One of our Munich participants was an abitur student who believed he had lost control over notifications from Facebook. He uses Facebook to keep up with upcoming events that interest him. Unfortunately, he also received a great many notifications that were “annoying” and “frustrating.” As he explains:
For example, when friends of mine are at a party [and they like the venue on Facebook] and they get a free drink, then the event organizer from the club can log in on the Facebook account of a friend of mine, and then invite all his friends, and they all get an invitation to come to the club and get a free drink. And that is the thing with Facebook … people get all these notifications…
This participant blamed himself for the intrusive notifications because “I do want notifications for interesting events, but I don’t want to be invited to like websites from other people.” So, he wants some notifications–but definitely not others. The challenge for us is to help him control what is “interesting.”
Some participants were happy with the control they had over their notifications because they believe they had chosen them. For example, one of our participants tinkered with IOT devices around his house. During our interview, he received multiple notifications on his iPhone and iPad, but he accepted them because he believed that he had set them up and therefore had control over them. Another participant in Munich received constant notifications from the N24 news app on her iPhone. She accepted the notifications by treating them as a simple newsfeed but it was not a fully satisfying relationship. As she said, “Sometimes [the notifications] interrupt. It’s just a bit bothersome, but on the other hand I want to be informed.”
Ultimately, what we learned from participants is that they were frustrated (or not) by the level of control they have over notifications. If users are frustrated or in a compromised relationship with notifications, it means the control they have over them is not discoverable or granular enough. Control over notifications on the two major mobile OSes varies, but for both the interface is buried at the preferences level and is limited.
In the battle for users’ attention, many apps and sites are incentivized to overload users with notifications to increase marketing and engagement. Unfortunately, the notification management preferences in mobile OSes generally assume that a user either wants all notifications from an app or none at all. Preferences do not provide a more granular control UI over the kinds of notifications users receive and when they receive them.
Desktop browsers are implementing push notifications from sites the browser user subscribes to. The w3c Push API spec follows this same all-or-nothing approach to notification management.
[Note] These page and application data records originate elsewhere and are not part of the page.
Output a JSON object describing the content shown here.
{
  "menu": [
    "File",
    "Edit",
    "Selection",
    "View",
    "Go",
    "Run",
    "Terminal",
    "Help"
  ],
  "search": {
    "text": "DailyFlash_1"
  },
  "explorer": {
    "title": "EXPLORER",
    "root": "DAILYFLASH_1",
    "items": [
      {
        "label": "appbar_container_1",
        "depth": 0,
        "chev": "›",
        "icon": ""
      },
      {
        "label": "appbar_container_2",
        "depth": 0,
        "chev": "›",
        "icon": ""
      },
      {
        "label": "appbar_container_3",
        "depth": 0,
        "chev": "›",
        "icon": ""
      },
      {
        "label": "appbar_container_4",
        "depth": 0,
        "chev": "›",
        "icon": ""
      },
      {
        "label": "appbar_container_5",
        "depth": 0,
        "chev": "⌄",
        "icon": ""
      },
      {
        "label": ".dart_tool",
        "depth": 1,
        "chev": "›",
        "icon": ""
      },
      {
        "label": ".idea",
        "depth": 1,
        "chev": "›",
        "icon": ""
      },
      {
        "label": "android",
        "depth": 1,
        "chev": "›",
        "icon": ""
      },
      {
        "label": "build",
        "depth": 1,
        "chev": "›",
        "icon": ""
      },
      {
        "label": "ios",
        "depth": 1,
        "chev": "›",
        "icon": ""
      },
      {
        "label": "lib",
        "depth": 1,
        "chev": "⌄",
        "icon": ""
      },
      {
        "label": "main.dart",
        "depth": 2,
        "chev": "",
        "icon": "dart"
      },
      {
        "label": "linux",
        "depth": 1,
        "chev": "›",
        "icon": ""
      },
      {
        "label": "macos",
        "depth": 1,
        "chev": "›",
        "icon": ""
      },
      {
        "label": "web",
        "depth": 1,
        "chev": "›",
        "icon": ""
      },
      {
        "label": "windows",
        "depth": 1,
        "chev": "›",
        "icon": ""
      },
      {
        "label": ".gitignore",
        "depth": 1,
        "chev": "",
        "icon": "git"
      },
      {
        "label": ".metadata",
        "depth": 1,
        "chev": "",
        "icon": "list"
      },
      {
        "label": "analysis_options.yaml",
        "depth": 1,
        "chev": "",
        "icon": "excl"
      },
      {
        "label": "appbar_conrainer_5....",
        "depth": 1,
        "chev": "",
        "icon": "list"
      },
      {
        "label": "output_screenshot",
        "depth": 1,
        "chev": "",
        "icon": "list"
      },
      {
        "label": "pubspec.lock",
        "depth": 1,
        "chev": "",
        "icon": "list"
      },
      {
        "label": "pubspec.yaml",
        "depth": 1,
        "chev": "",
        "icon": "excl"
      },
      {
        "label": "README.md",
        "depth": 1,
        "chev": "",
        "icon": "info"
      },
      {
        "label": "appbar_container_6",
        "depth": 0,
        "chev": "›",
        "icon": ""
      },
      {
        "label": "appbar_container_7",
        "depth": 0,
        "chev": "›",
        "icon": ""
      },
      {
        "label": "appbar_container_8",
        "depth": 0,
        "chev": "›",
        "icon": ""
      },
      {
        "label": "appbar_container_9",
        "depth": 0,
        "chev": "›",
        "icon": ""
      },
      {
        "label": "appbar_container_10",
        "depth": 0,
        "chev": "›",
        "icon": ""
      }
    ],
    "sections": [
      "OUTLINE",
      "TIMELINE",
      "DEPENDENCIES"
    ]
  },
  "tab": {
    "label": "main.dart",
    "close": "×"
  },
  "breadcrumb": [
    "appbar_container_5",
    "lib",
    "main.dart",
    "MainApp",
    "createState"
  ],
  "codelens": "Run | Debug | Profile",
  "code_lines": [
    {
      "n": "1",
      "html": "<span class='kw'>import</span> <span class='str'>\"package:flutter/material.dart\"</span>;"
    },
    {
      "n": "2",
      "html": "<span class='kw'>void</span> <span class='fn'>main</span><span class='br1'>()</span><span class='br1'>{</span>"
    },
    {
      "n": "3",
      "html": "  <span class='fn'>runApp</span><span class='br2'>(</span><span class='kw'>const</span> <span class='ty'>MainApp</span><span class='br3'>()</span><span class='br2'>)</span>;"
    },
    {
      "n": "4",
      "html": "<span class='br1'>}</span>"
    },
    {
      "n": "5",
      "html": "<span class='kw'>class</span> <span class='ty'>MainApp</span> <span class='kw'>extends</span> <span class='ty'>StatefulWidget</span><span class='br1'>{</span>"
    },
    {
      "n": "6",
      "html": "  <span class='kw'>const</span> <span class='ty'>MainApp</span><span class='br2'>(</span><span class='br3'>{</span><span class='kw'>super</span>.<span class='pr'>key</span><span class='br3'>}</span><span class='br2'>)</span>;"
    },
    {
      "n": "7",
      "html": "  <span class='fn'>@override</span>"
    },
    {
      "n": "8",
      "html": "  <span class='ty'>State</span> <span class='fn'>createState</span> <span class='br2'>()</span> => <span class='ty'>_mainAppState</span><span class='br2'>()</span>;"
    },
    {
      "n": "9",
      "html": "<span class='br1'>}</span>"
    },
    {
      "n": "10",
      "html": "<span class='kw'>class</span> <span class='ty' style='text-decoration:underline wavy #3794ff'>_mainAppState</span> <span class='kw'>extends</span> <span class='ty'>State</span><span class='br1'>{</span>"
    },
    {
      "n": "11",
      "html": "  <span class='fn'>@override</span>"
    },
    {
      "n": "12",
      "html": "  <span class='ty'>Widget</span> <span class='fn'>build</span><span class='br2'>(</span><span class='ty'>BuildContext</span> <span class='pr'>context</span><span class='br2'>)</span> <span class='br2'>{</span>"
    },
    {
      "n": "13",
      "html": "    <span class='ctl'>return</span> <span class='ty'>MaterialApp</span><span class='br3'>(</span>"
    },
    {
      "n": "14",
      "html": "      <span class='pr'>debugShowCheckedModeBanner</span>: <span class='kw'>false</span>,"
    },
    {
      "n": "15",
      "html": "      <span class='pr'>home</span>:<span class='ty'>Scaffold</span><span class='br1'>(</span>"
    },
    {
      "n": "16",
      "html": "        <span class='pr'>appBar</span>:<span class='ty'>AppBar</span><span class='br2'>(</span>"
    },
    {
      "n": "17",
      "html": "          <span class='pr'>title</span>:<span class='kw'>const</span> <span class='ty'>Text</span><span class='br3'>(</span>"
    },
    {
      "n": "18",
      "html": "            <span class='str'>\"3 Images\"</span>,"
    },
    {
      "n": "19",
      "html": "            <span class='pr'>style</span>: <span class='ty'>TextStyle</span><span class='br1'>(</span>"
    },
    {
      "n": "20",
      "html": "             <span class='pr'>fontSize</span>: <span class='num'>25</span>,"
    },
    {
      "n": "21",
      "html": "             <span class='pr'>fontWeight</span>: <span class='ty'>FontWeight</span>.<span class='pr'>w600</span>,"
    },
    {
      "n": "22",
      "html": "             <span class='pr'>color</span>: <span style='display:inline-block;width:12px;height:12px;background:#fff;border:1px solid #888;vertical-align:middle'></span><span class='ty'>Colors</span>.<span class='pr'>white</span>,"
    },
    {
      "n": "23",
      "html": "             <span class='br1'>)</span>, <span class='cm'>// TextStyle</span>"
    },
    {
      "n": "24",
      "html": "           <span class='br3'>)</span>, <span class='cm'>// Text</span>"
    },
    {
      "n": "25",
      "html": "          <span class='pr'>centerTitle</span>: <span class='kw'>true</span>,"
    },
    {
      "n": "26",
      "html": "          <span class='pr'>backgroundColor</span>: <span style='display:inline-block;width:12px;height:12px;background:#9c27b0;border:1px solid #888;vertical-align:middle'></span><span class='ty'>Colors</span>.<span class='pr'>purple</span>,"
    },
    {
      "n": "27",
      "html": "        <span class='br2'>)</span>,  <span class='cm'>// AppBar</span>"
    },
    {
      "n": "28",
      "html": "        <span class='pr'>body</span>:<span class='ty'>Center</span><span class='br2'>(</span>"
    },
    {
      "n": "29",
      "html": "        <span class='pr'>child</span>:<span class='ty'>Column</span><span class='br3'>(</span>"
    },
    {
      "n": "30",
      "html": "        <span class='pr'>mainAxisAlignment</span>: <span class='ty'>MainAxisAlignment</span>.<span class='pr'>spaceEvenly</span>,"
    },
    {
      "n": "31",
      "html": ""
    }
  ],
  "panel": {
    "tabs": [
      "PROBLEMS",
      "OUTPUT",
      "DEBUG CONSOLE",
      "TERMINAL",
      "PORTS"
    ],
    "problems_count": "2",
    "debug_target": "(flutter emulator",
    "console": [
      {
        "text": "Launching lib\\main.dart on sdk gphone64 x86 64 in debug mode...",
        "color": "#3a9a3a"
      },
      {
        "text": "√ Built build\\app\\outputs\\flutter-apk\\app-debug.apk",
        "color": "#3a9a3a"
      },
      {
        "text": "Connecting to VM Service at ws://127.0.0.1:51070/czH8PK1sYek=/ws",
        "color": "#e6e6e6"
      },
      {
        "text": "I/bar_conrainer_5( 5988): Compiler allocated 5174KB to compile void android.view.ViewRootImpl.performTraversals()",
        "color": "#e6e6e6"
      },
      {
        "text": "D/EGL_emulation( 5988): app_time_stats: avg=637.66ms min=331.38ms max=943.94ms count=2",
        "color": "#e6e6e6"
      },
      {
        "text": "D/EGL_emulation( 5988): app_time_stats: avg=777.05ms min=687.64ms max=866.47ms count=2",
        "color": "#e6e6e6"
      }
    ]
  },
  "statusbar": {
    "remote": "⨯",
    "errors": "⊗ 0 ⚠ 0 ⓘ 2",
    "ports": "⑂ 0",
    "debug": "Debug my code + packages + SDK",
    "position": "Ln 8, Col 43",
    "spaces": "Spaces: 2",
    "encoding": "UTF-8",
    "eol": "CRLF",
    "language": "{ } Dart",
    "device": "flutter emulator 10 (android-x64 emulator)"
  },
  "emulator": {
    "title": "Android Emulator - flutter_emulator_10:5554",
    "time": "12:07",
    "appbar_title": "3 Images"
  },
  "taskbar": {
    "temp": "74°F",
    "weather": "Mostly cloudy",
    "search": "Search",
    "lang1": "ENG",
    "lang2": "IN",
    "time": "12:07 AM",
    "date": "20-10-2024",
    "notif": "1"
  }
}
The user’s control over notifications is limited simply to subscribing to all notifications from specific sites and unsubscribing to notifications from specific sites. Many sites are not incentivized to provide users with a greater level of control. Facebook does offer this level of control, but it is buried deep in settings, requires users to select or deselect many choices, and offers no control over time of day.
As we add notifications to more kinds of applications beyond operating systems, users need additional controls over notifications they receive. As some studies show, even relevant notifications can disrupt attention and flow. It is our responsibility to help users have control over their attention and focus. There must be a middle space of control over notifications beyond all or nothing–or at best buried and only partial control. Perhaps it is the role of the browser as user agent to provide some of this additional support to users?
Based on our study, we learned that users are working with a very limited set of tools to control notifications. In future phases of this study, we plan to study more what control means in different countries and contexts. We are especially interested in exploring how the notion of control may be culturally influenced.
Thanks to Gemma Petrie, Sharon Bautista, and Madhava Enros for their suggestions for this post.